So then Islamabad must fight on the one hand and move against extremist institutions and groups on the other. Stop the teaching, preaching or spread of Wahabbist ideology at all costs. Arrest the leaders and eliminate them, level their schools and burn the poison literature they put out. These groups are the problem the world over, tarnishing Islam’s image wherever they go. Only official texts and religious education from approved federal providers should be allowed. All such providers should belong to the global Islamic orthodoxy in thought and opinion. An orthodoxy that has tremendous depth of intellectual opinion and is quite capable of having indigenously tolerant societies. Indeed the academic Rein Taagepera in her thought provoking essay entitled Prospects for democracy in Islamic countries after looking at the development of democratic governance and a range of socio-cultural factors writes “I have to conclude that democracy is possible in Islamic lands too”. Indeed it is, just not where those who follow such backward and radical ideologies such as Wahabbism tread.

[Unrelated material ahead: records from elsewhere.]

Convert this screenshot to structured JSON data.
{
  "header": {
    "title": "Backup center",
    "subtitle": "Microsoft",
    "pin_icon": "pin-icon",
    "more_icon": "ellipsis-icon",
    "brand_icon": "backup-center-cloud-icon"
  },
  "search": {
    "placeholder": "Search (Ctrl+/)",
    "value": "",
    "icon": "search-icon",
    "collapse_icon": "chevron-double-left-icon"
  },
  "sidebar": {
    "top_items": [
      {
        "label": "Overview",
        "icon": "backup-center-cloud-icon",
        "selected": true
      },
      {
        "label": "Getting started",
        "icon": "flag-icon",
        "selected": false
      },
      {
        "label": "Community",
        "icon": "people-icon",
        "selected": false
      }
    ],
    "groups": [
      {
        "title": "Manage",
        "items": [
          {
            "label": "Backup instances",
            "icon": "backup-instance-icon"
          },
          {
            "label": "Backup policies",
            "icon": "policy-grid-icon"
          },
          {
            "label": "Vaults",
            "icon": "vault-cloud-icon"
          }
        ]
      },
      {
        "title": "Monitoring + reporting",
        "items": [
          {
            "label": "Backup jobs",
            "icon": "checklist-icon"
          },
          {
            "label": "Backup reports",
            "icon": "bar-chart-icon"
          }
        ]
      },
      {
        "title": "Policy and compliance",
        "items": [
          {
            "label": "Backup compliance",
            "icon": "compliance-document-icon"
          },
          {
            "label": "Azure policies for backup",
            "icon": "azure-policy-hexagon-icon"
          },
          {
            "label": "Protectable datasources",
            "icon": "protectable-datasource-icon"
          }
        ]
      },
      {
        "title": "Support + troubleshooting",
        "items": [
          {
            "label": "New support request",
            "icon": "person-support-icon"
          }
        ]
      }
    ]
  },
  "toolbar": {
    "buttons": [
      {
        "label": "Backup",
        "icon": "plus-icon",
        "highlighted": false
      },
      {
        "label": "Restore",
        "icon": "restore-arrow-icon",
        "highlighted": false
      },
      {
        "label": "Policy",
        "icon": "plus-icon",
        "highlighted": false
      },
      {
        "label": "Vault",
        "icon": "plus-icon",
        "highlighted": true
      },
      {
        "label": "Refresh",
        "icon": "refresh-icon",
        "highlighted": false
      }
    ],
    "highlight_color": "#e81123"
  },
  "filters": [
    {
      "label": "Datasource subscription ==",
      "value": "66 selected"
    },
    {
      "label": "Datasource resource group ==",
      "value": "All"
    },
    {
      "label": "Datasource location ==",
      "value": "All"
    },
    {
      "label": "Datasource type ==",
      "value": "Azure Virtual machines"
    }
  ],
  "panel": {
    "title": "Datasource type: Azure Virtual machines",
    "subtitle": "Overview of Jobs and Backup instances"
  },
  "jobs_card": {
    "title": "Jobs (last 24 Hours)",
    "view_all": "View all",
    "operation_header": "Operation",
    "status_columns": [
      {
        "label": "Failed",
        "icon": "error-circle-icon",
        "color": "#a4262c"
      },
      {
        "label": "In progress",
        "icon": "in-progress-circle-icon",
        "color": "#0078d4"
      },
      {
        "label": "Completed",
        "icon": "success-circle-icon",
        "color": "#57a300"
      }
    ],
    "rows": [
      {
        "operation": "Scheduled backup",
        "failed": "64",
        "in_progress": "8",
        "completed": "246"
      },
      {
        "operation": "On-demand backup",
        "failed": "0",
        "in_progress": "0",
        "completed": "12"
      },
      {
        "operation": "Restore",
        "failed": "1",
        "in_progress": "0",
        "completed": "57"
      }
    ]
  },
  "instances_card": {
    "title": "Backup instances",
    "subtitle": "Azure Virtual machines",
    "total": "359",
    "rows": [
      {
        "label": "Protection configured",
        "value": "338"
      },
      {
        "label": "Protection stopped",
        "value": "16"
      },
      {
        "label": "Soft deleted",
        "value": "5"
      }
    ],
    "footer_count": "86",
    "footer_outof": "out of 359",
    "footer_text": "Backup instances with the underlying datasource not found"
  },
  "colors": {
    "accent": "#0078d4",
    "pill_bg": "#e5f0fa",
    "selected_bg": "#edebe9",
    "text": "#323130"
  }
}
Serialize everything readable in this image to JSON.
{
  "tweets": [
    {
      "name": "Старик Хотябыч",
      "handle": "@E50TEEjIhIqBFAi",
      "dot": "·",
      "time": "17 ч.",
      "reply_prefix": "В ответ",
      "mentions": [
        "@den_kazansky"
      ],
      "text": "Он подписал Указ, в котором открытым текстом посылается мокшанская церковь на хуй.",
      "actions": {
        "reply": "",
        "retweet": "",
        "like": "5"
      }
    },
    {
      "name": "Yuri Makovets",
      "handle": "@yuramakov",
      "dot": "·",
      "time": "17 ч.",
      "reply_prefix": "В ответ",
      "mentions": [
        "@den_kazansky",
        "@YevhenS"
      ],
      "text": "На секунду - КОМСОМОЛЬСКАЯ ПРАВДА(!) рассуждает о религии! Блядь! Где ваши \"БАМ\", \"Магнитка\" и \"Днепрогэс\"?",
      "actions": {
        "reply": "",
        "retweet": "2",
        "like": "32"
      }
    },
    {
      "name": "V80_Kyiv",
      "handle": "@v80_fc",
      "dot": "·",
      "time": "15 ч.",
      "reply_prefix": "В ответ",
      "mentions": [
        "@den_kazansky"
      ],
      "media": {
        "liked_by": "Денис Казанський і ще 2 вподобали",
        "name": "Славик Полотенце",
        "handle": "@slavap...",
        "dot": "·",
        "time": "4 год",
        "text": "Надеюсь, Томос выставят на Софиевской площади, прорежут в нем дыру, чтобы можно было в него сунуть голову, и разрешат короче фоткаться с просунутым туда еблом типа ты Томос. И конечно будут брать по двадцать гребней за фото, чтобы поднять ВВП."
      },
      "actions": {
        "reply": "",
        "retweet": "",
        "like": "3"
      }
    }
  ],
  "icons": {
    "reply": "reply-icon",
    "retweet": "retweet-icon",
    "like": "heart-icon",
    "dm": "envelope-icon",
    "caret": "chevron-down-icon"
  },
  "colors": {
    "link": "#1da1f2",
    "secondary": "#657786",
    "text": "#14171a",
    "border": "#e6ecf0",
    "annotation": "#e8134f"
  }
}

So I say to my fellow Pakistanis that perhaps this did not start as our war, but it has become so. The TTP et al have forced us to resist them and their desire to replace the legitimate writ of state. They desire a Pakistan that we cannot acquiesce to, a Pakistan that no one wants to see. We cannot have national policy dictated to us by radicals, indeed we should be wholly independent as an actor and there is room for improvement here. Yet the future is not so gloomy. The IMF predicts that by 2025 Pakistan will have the 19th biggest economy in the world and will be pushing into the $1 trillion economic class. It has a growing middle class and a large pool of skilled labour. Its people have routinely rejected radicalism as the polls and indeed grow to oppose it more each day. Pakistan’s security dilemma is substantial but not impossible to surmount.
We must too hope that our services have learnt their lesson and abandon such a dangerous policy of proxy war. These groups are as likely to sting Pakistan and others, as we now see. We desire good ties with our neighbours and a peace brought on by cooperation across the region. However, we have some house cleaning to do to ensure the swamp that gives rise to radicalism and our core issues is dried out.